To coincide with the “Cai Guo-Qiang: There and Back Again” exhibition, we present a sampling of modern Nihon-ga, a genre that Cai is deeply interested in. Drawing on the special characteristics of the museum collection, this exhibit consists of works by Nihon-ga painters such as YOKOYAMA Taikan, SHIMOMURA Kanzan, IMAMURA Shiko, and YASUDA Yukihiko, all of whom were taught by OKAKURA Tenshin.
In addition, there is a display of work by the Paris-born ukiyo-e artist Paul JACOULET (1896-1960). The Shin Hanga (New Print) movement set out to revive and modernize ukiyo-e, which by that point had fallen into decline.
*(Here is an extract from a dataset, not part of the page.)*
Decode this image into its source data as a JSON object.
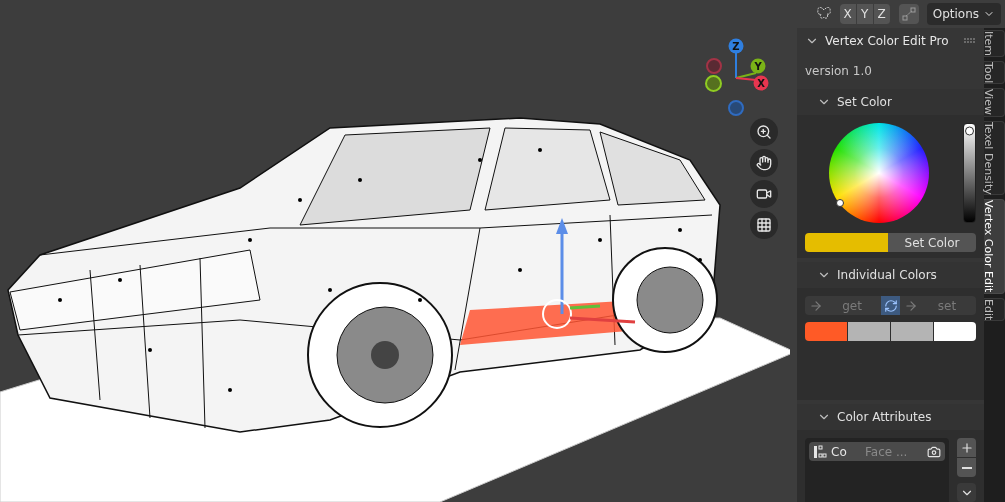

In this exhibit, we present important prints from our collection of 188 works by JACOULET, who held a special place in the movement, along with other examples of new prints by HASHIGUCHI Goyo, ITO Shinsui, and others.
Ritsuko Miyano, Satoko Fujii, Chie Kubota (PR, Yokohama Museum of Art) email@example.com
Yokohama Museum of Art
3-4-1, Minatomirai, Nishi-ku Yokohama, 220-0012 Japan
10:00-18:00 (last admission at 17:30)
Evening hours: September 16 (Wed.), September 18 (Fri.) 10:00-20:00 (admission until 19:30)
Closed Thursdays, Year-end and New Year holidays.
Adults 500 (400) yen; High school and college students 300 (240) yen;
Junior high school students 100 (80) yen; Free admission for children of or below elementary school age.